Electronic Thesis and Dissertation Repository

Thesis Format



Doctor of Philosophy




Meyer, John P.


The present research investigated the hypothesis that humans have an innate and fundamental need for purpose. This need is defined as a pervasive drive for a sense of meaningful direction and the experience of progress toward associated objectives. First, theoretical development of the need for purpose is presented, along with a review of the existing research literature covering evidence for the need for purpose’s fulfillment of well-established criteria for evaluating needs. This review is followed by three empirical studies developing a measure assessing satisfaction and frustration of purpose, examining an initial nomological network of the construct, and testing whether purpose accounted for variance in well-being and work-specific outcomes beyond three established needs: autonomy, competence, and relatedness. In Study 1 (N = 237), the best-performing 4-item combinations were used to create the Satisfaction and Frustration of Purpose Scales (SFPS). The SFPS were found to have excellent psychometric properties and factor structure analyses with data from Studies 1-3 supported the expected structure and their distinctiveness from scales assessing the established needs. In Study 2 (N = 399), analyses indicated that satisfaction and frustration of purpose in life accounted for variance in positive (e.g., positive affect, life satisfaction) and negative (e.g., depression, physical complaints) indices of well-being beyond the corresponding scales for the established needs. In a work context, results from Study 3 (N = 484) replicated relations with well-being outcomes and revealed similar relations with work-specific outcomes (e.g., job satisfaction, work motivation, turnover intentions) such that satisfaction and frustration of purpose accounted for variance in all outcomes beyond the existing needs. Contrary to expectations, no differences were found between the contribution of various work characteristics (e.g., task significance, social support) to the experience of purpose at work. The implications of the need for purpose for research and practice on well-being and at work are discussed.

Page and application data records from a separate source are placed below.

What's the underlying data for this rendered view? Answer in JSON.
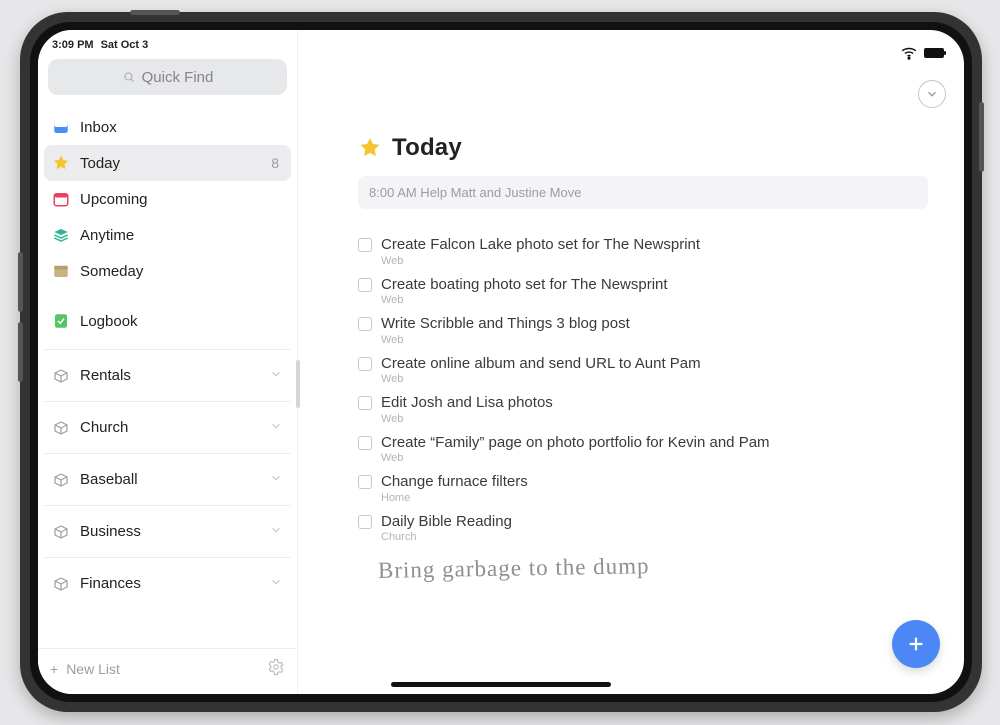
{
  "status": {
    "time": "3:09 PM",
    "date": "Sat Oct 3"
  },
  "search": {
    "placeholder": "Quick Find"
  },
  "sidebar": {
    "items": [
      {
        "label": "Inbox",
        "badge": ""
      },
      {
        "label": "Today",
        "badge": "8"
      },
      {
        "label": "Upcoming",
        "badge": ""
      },
      {
        "label": "Anytime",
        "badge": ""
      },
      {
        "label": "Someday",
        "badge": ""
      },
      {
        "label": "Logbook",
        "badge": ""
      }
    ],
    "areas": [
      {
        "label": "Rentals"
      },
      {
        "label": "Church"
      },
      {
        "label": "Baseball"
      },
      {
        "label": "Business"
      },
      {
        "label": "Finances"
      }
    ],
    "newList": "New List"
  },
  "main": {
    "title": "Today",
    "scheduled": "8:00 AM Help Matt and Justine Move",
    "tasks": [
      {
        "title": "Create Falcon Lake photo set for The Newsprint",
        "category": "Web"
      },
      {
        "title": "Create boating photo set for The Newsprint",
        "category": "Web"
      },
      {
        "title": "Write Scribble and Things 3 blog post",
        "category": "Web"
      },
      {
        "title": "Create online album and send URL to Aunt Pam",
        "category": "Web"
      },
      {
        "title": "Edit Josh and Lisa photos",
        "category": "Web"
      },
      {
        "title": "Create “Family” page on photo portfolio for Kevin and Pam",
        "category": "Web"
      },
      {
        "title": "Change furnace filters",
        "category": "Home"
      },
      {
        "title": "Daily Bible Reading",
        "category": "Church"
      }
    ],
    "handwriting": "Bring garbage to the dump"
  }
}
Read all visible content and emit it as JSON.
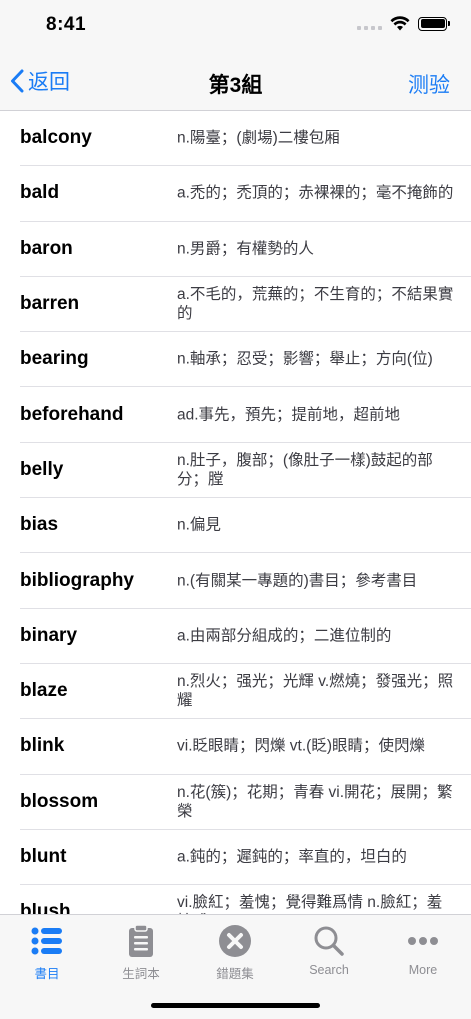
{
  "status": {
    "time": "8:41"
  },
  "nav": {
    "back_label": "返回",
    "title": "第3組",
    "right_label": "测验"
  },
  "words": [
    {
      "word": "balcony",
      "meaning": "n.陽臺；(劇場)二樓包厢"
    },
    {
      "word": "bald",
      "meaning": "a.禿的；禿頂的；赤裸裸的；毫不掩飾的"
    },
    {
      "word": "baron",
      "meaning": "n.男爵；有權勢的人"
    },
    {
      "word": "barren",
      "meaning": "a.不毛的，荒蕪的；不生育的；不結果實的"
    },
    {
      "word": "bearing",
      "meaning": "n.軸承；忍受；影響；舉止；方向(位)"
    },
    {
      "word": "beforehand",
      "meaning": "ad.事先，預先；提前地，超前地"
    },
    {
      "word": "belly",
      "meaning": "n.肚子，腹部；(像肚子一樣)鼓起的部分；膛"
    },
    {
      "word": "bias",
      "meaning": "n.偏見"
    },
    {
      "word": "bibliography",
      "meaning": "n.(有關某一專題的)書目；參考書目"
    },
    {
      "word": "binary",
      "meaning": "a.由兩部分組成的；二進位制的"
    },
    {
      "word": "blaze",
      "meaning": "n.烈火；强光；光輝 v.燃燒；發强光；照耀"
    },
    {
      "word": "blink",
      "meaning": "vi.眨眼睛；閃爍 vt.(眨)眼睛；使閃爍"
    },
    {
      "word": "blossom",
      "meaning": "n.花(簇)；花期；青春 vi.開花；展開；繁榮"
    },
    {
      "word": "blunt",
      "meaning": "a.鈍的；遲鈍的；率直的，坦白的"
    },
    {
      "word": "blush",
      "meaning": "vi.臉紅；羞愧；覺得難爲情 n.臉紅；羞愧感"
    }
  ],
  "tabs": [
    {
      "label": "書目",
      "icon": "list-icon",
      "active": true
    },
    {
      "label": "生詞本",
      "icon": "clipboard-icon",
      "active": false
    },
    {
      "label": "錯題集",
      "icon": "x-circle-icon",
      "active": false
    },
    {
      "label": "Search",
      "icon": "search-icon",
      "active": false
    },
    {
      "label": "More",
      "icon": "more-icon",
      "active": false
    }
  ],
  "colors": {
    "accent": "#1a7cf5",
    "inactive": "#8e8e93"
  }
}
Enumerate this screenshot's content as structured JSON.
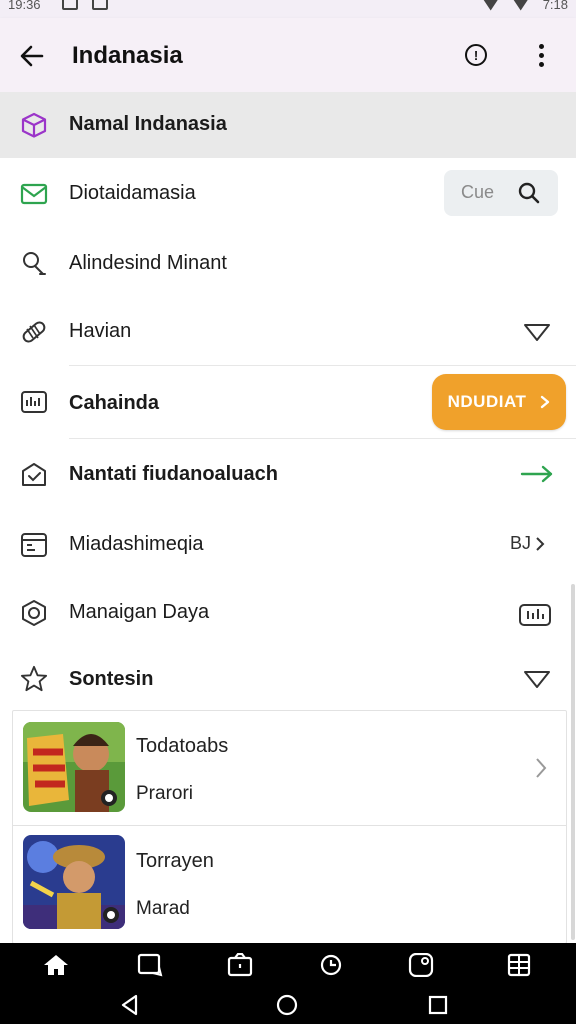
{
  "status_bar": {
    "time": "19:36",
    "battery": "7:18"
  },
  "app_bar": {
    "title": "Indanasia",
    "back_icon": "arrow-left-icon",
    "info_icon": "info-circle-icon",
    "more_icon": "more-vertical-icon"
  },
  "menu": {
    "selected": {
      "label": "Namal Indanasia",
      "icon": "cube-icon",
      "color": "#9b35c9"
    },
    "items": [
      {
        "label": "Diotaidamasia",
        "icon": "mail-icon",
        "color": "#2ea44f"
      },
      {
        "label": "Alindesind Minant",
        "icon": "person-icon"
      },
      {
        "label": "Havian",
        "icon": "pill-icon"
      },
      {
        "label": "Cahainda",
        "icon": "chart-card-icon"
      },
      {
        "label": "Nantati fiudanoaluach",
        "icon": "envelope-check-icon"
      },
      {
        "label": "Miadashimeqia",
        "icon": "calendar-icon"
      },
      {
        "label": "Manaigan Daya",
        "icon": "shield-circle-icon"
      },
      {
        "label": "Sontesin",
        "icon": "star-icon"
      }
    ]
  },
  "search_chip": {
    "text": "Cue",
    "icon": "search-icon"
  },
  "cta_button": {
    "label": "NDUDIAT",
    "color": "#f0a12b"
  },
  "trailing": {
    "miadash_text": "BJ"
  },
  "cards": [
    {
      "title": "Todatoabs",
      "subtitle": "Prarori"
    },
    {
      "title": "Torrayen",
      "subtitle": "Marad"
    }
  ],
  "bottom_nav": {
    "tabs": [
      "home-icon",
      "tablet-icon",
      "wallet-icon",
      "clock-icon",
      "instagram-icon",
      "grid-icon"
    ]
  },
  "accent": {
    "green_arrow": "#2ea44f"
  }
}
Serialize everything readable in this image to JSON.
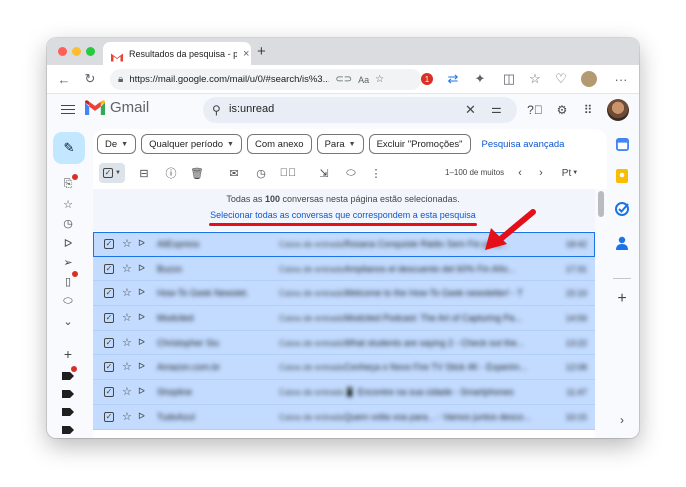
{
  "browser": {
    "tab_title": "Resultados da pesquisa - phil",
    "tab_close": "×",
    "new_tab": "+",
    "url": "https://mail.google.com/mail/u/0/#search/is%3...",
    "ext_badge": "1"
  },
  "gmail": {
    "logo_text": "Gmail",
    "search_query": "is:unread",
    "colors": {
      "accent": "#0b57d0",
      "selected_row": "#c2dbff",
      "compose": "#c2e7ff",
      "annotation": "#e3101a"
    }
  },
  "filters": {
    "chips": [
      {
        "label": "De"
      },
      {
        "label": "Qualquer período"
      },
      {
        "label": "Com anexo"
      },
      {
        "label": "Para"
      },
      {
        "label": "Excluir \"Promoções\""
      }
    ],
    "advanced_link": "Pesquisa avançada"
  },
  "actions": {
    "range": "1–100 de muitos",
    "input_tool": "Pt"
  },
  "banner": {
    "prefix": "Todas as ",
    "count": "100",
    "suffix": " conversas nesta página estão selecionadas.",
    "select_all_link": "Selecionar todas as conversas que correspondem a esta pesquisa"
  },
  "emails": [
    {
      "sender": "AliExpress",
      "label": "Caixa de entrada",
      "subject": "Rosana Conquiste Rádio Sem Fio para...",
      "date": "18:42"
    },
    {
      "sender": "Buzzo",
      "label": "Caixa de entrada",
      "subject": "Amplianos el descuento del 60% Fin Año...",
      "date": "17:31"
    },
    {
      "sender": "How-To Geek Newslet.",
      "label": "Caixa de entrada",
      "subject": "Welcome to the How-To Geek newsletter! - T",
      "date": "15:10"
    },
    {
      "sender": "Modcited",
      "label": "Caixa de entrada",
      "subject": "Modcited Podcast: The Art of Capturing Pa...",
      "date": "14:56"
    },
    {
      "sender": "Christopher Siu",
      "label": "Caixa de entrada",
      "subject": "What students are saying 2 - Check out the...",
      "date": "13:22"
    },
    {
      "sender": "Amazon.com.br",
      "label": "Caixa de entrada",
      "subject": "Conheça o Novo Fire TV Stick 4K - Experim...",
      "date": "12:08"
    },
    {
      "sender": "Shopline",
      "label": "Caixa de entrada",
      "subject": "📱 Encontre na sua cidade - Smartphones",
      "date": "11:47"
    },
    {
      "sender": "TudoAzul",
      "label": "Caixa de entrada",
      "subject": "Quem volta voa para... - Vamos juntos desco...",
      "date": "10:15"
    }
  ]
}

Summary for Lay Audience

A common concern of human endeavors is the pursuit and attainment of a sense of purpose. Questions as to whether our work matters, whether we’re headed in a direction that is meaningful, or whether we’ve contributed anything of worth to the world can be traced back to a desire for purpose. This research sought to examine whether this apparently widespread desire might be an innate and fundamental need for humans. Using existing scientific research, evidence is presented that humans are deeply concerned with purpose and that it has a significant impact on happiness (e.g., life satisfaction), mental health (e.g., depression), and physical well-being (e.g., onset and severity of Alzheimer’s disease). Further, purpose appears to play a significant role in thought processes and other fundamental aspects of human functioning. There are also plausible arguments for its evolutionary adaptiveness suggesting that it indeed might have a biological basis. The implications of researching and targeting purpose in practice are wide-ranging, from motivating employees to improving mental health via therapy that targets individuals’ sense of purpose in life.

This research also included the development of a measure of the need for purpose and investigated whether greater purpose is associated with greater positive outcomes in life (e.g., positive emotions, physical health) and at work (e.g., engagement, greater motivation). Across three studies, the results support the quality of the measure and the expected pattern of relationships with outcomes. Importantly, purpose was found to predict outcomes beyond other needs, suggesting it can expand our understanding of human flourishing. Overall, this research concludes that purpose has great potential when viewed as a need and suggests avenues for future research and application.